Always carry a quick-source of sugar with you in case you have symptoms of low blood sugar. Examples include hard sugar candy or glucose tablets. Make sure others know that you can choke if you eat or drink when you develop serious symptoms of low blood sugar, such as seizures or unconsciousness. They must get medical help at once.
Tell your doctor or health care professional if you have high blood sugar. You might need to change the dose of your medicine. If you are sick or exercising more than usual, you might need to change the dose of your medicine.
Do not skip meals. Ask your doctor or health care professional if you should avoid alcohol. Many nonprescription cough and cold products contain sugar or alcohol. These can affect blood sugar.
Make sure that you have the right kind of syringe for the type of insulin you use. Try not to change the brand and type of insulin or syringe unless your health care professional or doctor tells you to. Switching insulin brand or type can cause dangerously high or low blood sugar. Always keep an extra supply of insulin, syringes, and needles on hand. Use a syringe one time only. Throw away syringe and needle in a closed container to prevent accidental needle sticks.
Insulin pens and cartridges should never be shared. Even if the needle is changed, sharing may result in passing of viruses like hepatitis or HIV.
Each time you get a new box of pen needles, check to see if they are the same type as the ones you were trained to use. If not, ask your health care professional to show you how to use this new type properly.

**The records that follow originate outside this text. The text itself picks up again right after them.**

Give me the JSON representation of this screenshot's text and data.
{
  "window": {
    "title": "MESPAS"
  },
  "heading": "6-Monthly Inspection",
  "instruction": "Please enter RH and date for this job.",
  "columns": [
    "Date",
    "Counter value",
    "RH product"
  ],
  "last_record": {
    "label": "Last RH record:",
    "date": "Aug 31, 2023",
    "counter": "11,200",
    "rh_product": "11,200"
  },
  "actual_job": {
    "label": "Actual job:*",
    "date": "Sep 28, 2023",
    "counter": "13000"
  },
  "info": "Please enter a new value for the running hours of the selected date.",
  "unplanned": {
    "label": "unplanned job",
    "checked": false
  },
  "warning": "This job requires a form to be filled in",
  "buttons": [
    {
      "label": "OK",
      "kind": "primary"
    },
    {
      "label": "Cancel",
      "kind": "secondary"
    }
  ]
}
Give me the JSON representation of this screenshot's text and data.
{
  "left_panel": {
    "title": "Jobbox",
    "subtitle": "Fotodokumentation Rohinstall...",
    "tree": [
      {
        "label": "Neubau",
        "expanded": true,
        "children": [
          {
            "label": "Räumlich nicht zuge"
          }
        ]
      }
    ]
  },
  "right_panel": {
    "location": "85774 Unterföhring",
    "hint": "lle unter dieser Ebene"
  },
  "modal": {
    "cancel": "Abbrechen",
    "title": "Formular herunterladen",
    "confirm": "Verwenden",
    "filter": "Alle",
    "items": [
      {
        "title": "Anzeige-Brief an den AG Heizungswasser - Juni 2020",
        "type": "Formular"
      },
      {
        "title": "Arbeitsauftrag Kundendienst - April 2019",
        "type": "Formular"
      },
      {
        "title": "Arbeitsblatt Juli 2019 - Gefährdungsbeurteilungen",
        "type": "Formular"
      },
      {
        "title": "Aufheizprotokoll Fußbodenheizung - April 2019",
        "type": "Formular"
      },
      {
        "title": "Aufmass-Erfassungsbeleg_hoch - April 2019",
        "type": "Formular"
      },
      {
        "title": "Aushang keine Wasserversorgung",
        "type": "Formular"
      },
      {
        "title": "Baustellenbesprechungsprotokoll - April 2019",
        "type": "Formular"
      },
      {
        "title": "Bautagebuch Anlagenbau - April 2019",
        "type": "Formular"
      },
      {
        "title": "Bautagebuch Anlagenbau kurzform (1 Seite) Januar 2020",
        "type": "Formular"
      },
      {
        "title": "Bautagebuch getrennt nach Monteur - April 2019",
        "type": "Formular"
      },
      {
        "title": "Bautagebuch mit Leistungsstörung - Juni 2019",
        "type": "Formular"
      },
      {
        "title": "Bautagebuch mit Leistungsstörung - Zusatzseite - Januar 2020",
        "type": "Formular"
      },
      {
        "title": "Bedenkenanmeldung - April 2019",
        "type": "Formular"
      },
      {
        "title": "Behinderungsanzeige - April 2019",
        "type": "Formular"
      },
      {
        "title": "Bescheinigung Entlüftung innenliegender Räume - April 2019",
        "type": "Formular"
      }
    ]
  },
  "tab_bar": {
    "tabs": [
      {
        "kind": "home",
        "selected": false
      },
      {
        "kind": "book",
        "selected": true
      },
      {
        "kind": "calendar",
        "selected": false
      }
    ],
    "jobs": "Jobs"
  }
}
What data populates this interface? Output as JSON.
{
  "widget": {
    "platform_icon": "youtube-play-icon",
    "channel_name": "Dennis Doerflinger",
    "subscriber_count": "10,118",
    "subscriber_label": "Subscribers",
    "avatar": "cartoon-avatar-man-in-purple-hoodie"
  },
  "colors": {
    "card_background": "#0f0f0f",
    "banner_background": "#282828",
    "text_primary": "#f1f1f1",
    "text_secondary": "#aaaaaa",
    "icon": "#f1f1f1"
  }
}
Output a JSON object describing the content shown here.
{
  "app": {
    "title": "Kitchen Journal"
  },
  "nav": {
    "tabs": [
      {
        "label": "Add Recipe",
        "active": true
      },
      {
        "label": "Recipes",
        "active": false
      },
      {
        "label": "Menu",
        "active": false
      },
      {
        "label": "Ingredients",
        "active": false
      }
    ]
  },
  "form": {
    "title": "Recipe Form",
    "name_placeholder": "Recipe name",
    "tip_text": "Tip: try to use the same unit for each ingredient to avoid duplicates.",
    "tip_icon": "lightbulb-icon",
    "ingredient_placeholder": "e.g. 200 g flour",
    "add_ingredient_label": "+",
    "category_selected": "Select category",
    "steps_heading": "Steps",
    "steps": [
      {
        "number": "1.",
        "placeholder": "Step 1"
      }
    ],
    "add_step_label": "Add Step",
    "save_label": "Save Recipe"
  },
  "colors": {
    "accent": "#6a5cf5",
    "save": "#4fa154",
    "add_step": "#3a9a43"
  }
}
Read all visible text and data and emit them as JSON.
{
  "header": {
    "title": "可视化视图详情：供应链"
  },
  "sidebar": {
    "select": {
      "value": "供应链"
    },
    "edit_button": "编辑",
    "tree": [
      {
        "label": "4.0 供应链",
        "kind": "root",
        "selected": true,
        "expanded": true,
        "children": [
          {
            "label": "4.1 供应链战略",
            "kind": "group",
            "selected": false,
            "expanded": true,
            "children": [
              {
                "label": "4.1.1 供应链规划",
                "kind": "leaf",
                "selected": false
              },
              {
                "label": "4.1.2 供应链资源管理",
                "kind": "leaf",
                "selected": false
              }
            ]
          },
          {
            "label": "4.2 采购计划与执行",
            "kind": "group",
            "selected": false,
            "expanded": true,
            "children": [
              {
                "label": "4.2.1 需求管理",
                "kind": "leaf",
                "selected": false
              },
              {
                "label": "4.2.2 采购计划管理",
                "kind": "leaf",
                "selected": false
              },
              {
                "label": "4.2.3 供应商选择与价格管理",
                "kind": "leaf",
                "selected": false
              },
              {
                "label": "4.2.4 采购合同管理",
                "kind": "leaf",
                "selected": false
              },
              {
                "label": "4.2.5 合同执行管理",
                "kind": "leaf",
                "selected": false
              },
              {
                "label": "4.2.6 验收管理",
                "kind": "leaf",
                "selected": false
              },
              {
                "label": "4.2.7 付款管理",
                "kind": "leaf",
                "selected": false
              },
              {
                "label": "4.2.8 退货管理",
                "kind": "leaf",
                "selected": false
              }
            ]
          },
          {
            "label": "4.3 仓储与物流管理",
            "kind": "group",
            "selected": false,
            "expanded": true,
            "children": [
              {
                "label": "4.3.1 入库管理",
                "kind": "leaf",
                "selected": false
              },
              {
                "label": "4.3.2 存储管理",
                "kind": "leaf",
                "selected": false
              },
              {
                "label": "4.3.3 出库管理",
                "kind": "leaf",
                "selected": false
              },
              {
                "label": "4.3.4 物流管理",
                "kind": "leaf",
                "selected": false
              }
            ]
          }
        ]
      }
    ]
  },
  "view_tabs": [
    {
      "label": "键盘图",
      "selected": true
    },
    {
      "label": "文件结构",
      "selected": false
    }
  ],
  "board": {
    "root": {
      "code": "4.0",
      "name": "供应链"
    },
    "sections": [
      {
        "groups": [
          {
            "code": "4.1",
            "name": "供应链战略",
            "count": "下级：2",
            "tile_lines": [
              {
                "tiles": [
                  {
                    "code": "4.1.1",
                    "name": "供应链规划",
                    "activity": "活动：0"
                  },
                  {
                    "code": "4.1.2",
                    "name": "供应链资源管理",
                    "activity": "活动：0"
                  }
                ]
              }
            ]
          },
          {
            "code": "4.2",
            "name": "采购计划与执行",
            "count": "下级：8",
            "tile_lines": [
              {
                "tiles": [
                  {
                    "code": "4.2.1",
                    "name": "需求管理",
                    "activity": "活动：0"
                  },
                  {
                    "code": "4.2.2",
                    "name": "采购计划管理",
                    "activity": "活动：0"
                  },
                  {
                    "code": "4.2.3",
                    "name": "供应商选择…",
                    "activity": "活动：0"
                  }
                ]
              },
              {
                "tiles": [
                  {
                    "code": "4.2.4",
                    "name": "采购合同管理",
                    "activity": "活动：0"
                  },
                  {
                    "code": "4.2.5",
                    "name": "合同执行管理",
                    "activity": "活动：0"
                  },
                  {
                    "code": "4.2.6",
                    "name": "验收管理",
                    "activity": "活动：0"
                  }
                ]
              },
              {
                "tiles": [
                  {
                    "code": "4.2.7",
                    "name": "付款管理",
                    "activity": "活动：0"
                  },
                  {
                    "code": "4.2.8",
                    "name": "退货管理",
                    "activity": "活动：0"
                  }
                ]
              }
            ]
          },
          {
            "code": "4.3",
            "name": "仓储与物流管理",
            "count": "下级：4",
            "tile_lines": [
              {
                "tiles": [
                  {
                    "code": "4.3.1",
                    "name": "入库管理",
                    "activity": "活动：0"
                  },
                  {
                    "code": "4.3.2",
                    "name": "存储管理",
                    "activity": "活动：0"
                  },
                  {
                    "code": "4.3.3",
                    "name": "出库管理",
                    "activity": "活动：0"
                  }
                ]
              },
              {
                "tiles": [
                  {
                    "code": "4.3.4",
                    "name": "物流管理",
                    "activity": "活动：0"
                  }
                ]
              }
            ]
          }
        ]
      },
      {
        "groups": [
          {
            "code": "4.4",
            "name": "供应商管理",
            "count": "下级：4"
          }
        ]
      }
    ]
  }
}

Wear a medical ID bracelet or chain, and carry a card that describes your disease and details of your medicine and dosage times.
June 28, 2019